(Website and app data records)

>>>

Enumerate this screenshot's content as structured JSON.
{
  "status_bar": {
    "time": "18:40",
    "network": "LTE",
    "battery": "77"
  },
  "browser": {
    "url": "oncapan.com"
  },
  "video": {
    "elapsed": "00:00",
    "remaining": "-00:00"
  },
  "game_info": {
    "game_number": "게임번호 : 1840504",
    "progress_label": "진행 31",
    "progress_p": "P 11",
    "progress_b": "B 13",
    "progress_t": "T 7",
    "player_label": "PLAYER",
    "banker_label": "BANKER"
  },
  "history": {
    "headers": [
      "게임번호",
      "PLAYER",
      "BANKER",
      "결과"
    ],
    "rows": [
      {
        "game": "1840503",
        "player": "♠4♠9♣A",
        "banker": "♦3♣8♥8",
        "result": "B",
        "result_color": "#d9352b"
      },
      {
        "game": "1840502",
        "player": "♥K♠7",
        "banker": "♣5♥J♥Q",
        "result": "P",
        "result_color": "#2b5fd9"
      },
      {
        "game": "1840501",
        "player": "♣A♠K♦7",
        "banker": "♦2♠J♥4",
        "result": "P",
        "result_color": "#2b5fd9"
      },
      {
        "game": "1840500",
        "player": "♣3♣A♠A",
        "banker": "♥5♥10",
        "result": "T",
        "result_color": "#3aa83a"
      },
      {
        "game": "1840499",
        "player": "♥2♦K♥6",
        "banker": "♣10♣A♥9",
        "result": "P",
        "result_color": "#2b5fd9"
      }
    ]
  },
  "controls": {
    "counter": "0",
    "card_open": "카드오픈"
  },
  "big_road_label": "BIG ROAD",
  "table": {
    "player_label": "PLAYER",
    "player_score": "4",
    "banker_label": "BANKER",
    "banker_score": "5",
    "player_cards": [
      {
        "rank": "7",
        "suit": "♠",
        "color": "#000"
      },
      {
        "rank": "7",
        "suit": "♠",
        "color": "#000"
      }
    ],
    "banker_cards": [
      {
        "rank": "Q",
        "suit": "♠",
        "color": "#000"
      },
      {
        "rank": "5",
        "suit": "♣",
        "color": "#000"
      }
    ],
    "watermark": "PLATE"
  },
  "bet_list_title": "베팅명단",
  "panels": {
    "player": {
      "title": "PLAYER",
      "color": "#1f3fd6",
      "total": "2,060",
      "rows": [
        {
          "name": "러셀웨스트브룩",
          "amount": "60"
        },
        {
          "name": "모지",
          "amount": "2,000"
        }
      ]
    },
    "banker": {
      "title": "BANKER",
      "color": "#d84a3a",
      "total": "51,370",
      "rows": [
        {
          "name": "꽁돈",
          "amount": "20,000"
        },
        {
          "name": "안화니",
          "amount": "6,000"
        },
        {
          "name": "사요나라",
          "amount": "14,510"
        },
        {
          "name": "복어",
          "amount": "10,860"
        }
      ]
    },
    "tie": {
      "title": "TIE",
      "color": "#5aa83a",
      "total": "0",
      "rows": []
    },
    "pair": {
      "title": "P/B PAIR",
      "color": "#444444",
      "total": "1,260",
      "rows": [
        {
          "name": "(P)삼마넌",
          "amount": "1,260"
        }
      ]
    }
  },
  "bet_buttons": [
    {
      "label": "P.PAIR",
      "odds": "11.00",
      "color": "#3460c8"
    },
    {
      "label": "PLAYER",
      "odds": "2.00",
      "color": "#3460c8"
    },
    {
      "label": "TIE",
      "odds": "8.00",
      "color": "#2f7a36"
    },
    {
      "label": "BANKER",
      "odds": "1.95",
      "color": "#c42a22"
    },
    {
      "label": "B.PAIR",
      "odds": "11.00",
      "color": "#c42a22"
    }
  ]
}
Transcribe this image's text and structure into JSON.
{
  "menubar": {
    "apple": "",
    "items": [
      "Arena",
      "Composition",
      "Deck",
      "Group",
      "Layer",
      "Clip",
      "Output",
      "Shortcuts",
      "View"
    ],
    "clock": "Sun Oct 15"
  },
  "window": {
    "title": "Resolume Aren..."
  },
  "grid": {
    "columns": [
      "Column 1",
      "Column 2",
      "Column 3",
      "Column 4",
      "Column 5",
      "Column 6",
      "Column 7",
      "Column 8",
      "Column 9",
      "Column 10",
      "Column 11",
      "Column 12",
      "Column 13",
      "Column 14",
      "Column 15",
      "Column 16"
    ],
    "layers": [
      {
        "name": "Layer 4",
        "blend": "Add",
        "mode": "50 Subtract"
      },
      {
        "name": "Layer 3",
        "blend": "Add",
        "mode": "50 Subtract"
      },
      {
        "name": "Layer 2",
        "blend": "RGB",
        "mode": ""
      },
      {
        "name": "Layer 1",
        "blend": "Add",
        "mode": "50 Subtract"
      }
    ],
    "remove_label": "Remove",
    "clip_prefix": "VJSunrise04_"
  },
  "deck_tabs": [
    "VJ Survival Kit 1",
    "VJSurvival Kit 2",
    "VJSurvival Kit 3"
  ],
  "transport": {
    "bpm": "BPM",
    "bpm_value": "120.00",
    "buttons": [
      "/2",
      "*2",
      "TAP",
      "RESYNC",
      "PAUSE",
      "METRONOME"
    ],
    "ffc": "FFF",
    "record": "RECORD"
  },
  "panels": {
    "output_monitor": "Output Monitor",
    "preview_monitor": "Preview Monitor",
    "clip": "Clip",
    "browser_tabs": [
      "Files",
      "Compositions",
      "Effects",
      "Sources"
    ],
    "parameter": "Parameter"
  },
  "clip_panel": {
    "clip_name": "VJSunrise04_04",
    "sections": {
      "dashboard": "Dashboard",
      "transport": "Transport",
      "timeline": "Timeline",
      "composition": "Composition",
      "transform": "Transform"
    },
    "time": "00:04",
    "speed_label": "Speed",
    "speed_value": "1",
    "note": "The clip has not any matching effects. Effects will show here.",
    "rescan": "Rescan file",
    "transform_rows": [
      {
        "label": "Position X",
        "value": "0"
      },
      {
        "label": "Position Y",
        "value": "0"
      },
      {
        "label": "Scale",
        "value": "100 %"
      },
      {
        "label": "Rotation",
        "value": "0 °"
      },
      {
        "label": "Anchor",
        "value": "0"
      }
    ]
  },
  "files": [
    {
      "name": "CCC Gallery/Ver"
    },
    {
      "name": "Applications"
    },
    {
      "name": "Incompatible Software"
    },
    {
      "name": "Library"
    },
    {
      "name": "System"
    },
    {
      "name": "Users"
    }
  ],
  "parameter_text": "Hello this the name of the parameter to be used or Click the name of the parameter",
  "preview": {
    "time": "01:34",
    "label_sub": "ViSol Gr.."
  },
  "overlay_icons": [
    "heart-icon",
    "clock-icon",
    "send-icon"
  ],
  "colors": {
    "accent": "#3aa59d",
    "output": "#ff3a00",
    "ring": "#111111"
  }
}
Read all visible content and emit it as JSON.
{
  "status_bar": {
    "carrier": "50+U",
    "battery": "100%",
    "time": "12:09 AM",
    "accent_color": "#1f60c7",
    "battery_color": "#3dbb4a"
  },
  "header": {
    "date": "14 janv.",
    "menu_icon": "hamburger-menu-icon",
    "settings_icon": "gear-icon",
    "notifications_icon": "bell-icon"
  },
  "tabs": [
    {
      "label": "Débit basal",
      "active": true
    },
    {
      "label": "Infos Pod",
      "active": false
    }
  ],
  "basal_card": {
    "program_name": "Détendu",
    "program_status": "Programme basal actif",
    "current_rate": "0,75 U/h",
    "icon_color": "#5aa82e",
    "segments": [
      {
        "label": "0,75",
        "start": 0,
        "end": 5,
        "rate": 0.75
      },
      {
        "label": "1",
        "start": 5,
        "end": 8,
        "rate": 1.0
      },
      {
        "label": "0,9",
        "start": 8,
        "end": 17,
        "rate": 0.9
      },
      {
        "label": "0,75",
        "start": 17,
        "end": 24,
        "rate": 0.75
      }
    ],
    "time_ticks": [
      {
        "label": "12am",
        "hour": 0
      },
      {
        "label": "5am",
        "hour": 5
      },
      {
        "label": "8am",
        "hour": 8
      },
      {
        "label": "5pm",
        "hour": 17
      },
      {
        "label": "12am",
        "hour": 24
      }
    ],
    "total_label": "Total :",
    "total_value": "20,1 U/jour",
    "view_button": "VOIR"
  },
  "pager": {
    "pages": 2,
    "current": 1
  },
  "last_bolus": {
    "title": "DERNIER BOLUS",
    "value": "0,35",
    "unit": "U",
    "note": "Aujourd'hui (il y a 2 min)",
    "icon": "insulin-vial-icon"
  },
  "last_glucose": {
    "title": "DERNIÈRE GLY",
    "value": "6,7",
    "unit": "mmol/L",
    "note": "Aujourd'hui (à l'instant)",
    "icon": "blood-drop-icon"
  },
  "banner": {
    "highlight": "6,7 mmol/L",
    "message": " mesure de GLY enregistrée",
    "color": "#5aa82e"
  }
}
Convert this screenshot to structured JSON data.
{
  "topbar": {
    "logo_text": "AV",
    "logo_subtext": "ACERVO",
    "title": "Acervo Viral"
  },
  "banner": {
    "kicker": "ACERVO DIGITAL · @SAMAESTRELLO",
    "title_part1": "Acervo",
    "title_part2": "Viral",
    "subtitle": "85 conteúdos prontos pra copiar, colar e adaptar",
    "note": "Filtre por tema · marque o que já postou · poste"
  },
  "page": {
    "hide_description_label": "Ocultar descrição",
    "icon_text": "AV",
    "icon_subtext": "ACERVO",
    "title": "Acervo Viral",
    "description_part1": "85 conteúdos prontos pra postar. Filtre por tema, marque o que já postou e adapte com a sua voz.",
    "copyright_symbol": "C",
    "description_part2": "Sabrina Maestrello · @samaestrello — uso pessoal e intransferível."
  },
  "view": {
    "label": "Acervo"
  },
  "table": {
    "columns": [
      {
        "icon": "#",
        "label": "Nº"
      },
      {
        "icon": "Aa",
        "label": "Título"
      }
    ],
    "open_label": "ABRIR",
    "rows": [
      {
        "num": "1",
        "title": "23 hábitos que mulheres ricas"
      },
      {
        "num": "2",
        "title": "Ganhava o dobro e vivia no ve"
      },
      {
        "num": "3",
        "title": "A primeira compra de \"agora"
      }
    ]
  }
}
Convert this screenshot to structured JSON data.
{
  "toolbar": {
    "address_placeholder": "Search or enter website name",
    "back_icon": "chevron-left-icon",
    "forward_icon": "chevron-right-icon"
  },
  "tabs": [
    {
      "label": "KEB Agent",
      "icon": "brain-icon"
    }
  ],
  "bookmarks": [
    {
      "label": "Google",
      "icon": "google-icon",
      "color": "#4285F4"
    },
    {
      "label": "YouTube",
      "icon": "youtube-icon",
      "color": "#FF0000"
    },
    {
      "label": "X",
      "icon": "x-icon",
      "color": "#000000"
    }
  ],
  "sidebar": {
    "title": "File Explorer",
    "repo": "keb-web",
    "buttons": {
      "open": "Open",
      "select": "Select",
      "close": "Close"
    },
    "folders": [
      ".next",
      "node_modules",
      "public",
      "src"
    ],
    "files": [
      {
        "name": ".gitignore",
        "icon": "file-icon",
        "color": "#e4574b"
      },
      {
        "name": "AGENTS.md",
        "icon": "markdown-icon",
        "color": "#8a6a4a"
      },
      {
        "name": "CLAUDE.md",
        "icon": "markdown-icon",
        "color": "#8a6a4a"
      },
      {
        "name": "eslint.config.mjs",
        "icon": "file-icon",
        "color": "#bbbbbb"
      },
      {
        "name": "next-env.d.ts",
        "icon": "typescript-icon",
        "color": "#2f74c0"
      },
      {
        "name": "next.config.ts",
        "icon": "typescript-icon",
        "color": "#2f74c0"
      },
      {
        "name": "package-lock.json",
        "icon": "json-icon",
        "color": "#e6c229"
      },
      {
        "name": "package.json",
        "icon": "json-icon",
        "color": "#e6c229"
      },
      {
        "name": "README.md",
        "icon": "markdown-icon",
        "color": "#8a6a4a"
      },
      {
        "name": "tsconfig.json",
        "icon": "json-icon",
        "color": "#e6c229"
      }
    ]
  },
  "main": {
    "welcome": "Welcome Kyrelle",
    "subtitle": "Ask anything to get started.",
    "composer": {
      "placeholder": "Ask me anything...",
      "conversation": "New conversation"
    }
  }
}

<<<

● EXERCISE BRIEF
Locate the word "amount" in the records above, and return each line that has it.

● YOUR RESPONSE
          "amount": "60"
          "amount": "2,000"
          "amount": "20,000"
          "amount": "6,000"
          "amount": "14,510"
          "amount": "10,860"
          "amount": "1,260"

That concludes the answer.